-- Data to process follows --

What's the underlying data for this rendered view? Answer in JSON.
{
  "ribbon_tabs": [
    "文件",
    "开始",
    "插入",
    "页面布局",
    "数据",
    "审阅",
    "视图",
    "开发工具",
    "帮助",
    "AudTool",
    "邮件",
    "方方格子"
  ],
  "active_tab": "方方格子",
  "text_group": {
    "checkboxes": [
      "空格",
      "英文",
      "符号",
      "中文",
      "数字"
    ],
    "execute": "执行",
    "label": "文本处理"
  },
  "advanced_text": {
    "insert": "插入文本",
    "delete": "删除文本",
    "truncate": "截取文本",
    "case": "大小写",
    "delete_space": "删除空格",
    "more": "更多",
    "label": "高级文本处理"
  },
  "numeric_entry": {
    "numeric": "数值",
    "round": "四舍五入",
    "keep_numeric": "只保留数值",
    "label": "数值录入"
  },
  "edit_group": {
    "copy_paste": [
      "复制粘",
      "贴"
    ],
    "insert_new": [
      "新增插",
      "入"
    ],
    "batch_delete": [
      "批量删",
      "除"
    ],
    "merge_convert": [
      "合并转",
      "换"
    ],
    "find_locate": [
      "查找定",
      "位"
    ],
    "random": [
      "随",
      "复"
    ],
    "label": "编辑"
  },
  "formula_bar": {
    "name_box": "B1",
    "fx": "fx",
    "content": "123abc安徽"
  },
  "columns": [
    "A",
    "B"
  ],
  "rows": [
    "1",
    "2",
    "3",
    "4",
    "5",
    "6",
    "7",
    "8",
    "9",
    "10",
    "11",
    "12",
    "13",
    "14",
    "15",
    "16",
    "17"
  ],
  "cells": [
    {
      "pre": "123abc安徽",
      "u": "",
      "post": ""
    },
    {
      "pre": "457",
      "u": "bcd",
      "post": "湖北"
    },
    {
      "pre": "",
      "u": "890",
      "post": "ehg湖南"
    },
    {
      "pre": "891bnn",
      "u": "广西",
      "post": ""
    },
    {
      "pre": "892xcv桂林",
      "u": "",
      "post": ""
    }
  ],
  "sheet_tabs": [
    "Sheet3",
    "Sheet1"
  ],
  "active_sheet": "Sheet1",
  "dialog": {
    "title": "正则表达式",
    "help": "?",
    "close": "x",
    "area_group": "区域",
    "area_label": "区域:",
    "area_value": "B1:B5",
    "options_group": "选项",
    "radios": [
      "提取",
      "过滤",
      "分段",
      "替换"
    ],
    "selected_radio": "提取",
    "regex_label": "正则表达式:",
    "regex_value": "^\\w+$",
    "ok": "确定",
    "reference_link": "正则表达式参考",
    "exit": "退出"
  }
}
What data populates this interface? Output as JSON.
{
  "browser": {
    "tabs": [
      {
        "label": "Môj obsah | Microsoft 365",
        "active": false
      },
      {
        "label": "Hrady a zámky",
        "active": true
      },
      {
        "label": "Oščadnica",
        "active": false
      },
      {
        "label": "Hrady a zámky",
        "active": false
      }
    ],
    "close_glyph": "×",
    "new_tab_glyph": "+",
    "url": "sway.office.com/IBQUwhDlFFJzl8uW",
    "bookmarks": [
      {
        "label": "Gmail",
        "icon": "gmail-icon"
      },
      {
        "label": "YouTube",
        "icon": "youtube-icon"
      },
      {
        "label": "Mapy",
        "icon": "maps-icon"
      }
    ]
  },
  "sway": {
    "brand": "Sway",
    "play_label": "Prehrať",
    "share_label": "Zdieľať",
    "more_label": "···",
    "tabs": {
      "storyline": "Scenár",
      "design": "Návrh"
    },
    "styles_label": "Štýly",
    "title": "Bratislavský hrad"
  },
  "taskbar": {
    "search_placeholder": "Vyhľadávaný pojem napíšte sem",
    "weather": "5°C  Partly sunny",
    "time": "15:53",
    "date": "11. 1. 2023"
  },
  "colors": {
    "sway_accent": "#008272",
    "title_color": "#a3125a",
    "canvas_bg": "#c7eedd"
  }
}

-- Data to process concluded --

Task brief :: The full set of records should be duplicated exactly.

Response area ::
What's the underlying data for this rendered view? Answer in JSON.
{
  "ribbon_tabs": [
    "文件",
    "开始",
    "插入",
    "页面布局",
    "数据",
    "审阅",
    "视图",
    "开发工具",
    "帮助",
    "AudTool",
    "邮件",
    "方方格子"
  ],
  "active_tab": "方方格子",
  "text_group": {
    "checkboxes": [
      "空格",
      "英文",
      "符号",
      "中文",
      "数字"
    ],
    "execute": "执行",
    "label": "文本处理"
  },
  "advanced_text": {
    "insert": "插入文本",
    "delete": "删除文本",
    "truncate": "截取文本",
    "case": "大小写",
    "delete_space": "删除空格",
    "more": "更多",
    "label": "高级文本处理"
  },
  "numeric_entry": {
    "numeric": "数值",
    "round": "四舍五入",
    "keep_numeric": "只保留数值",
    "label": "数值录入"
  },
  "edit_group": {
    "copy_paste": [
      "复制粘",
      "贴"
    ],
    "insert_new": [
      "新增插",
      "入"
    ],
    "batch_delete": [
      "批量删",
      "除"
    ],
    "merge_convert": [
      "合并转",
      "换"
    ],
    "find_locate": [
      "查找定",
      "位"
    ],
    "random": [
      "随",
      "复"
    ],
    "label": "编辑"
  },
  "formula_bar": {
    "name_box": "B1",
    "fx": "fx",
    "content": "123abc安徽"
  },
  "columns": [
    "A",
    "B"
  ],
  "rows": [
    "1",
    "2",
    "3",
    "4",
    "5",
    "6",
    "7",
    "8",
    "9",
    "10",
    "11",
    "12",
    "13",
    "14",
    "15",
    "16",
    "17"
  ],
  "cells": [
    {
      "pre": "123abc安徽",
      "u": "",
      "post": ""
    },
    {
      "pre": "457",
      "u": "bcd",
      "post": "湖北"
    },
    {
      "pre": "",
      "u": "890",
      "post": "ehg湖南"
    },
    {
      "pre": "891bnn",
      "u": "广西",
      "post": ""
    },
    {
      "pre": "892xcv桂林",
      "u": "",
      "post": ""
    }
  ],
  "sheet_tabs": [
    "Sheet3",
    "Sheet1"
  ],
  "active_sheet": "Sheet1",
  "dialog": {
    "title": "正则表达式",
    "help": "?",
    "close": "x",
    "area_group": "区域",
    "area_label": "区域:",
    "area_value": "B1:B5",
    "options_group": "选项",
    "radios": [
      "提取",
      "过滤",
      "分段",
      "替换"
    ],
    "selected_radio": "提取",
    "regex_label": "正则表达式:",
    "regex_value": "^\\w+$",
    "ok": "确定",
    "reference_link": "正则表达式参考",
    "exit": "退出"
  }
}
What data populates this interface? Output as JSON.
{
  "browser": {
    "tabs": [
      {
        "label": "Môj obsah | Microsoft 365",
        "active": false
      },
      {
        "label": "Hrady a zámky",
        "active": true
      },
      {
        "label": "Oščadnica",
        "active": false
      },
      {
        "label": "Hrady a zámky",
        "active": false
      }
    ],
    "close_glyph": "×",
    "new_tab_glyph": "+",
    "url": "sway.office.com/IBQUwhDlFFJzl8uW",
    "bookmarks": [
      {
        "label": "Gmail",
        "icon": "gmail-icon"
      },
      {
        "label": "YouTube",
        "icon": "youtube-icon"
      },
      {
        "label": "Mapy",
        "icon": "maps-icon"
      }
    ]
  },
  "sway": {
    "brand": "Sway",
    "play_label": "Prehrať",
    "share_label": "Zdieľať",
    "more_label": "···",
    "tabs": {
      "storyline": "Scenár",
      "design": "Návrh"
    },
    "styles_label": "Štýly",
    "title": "Bratislavský hrad"
  },
  "taskbar": {
    "search_placeholder": "Vyhľadávaný pojem napíšte sem",
    "weather": "5°C  Partly sunny",
    "time": "15:53",
    "date": "11. 1. 2023"
  },
  "colors": {
    "sway_accent": "#008272",
    "title_color": "#a3125a",
    "canvas_bg": "#c7eedd"
  }
}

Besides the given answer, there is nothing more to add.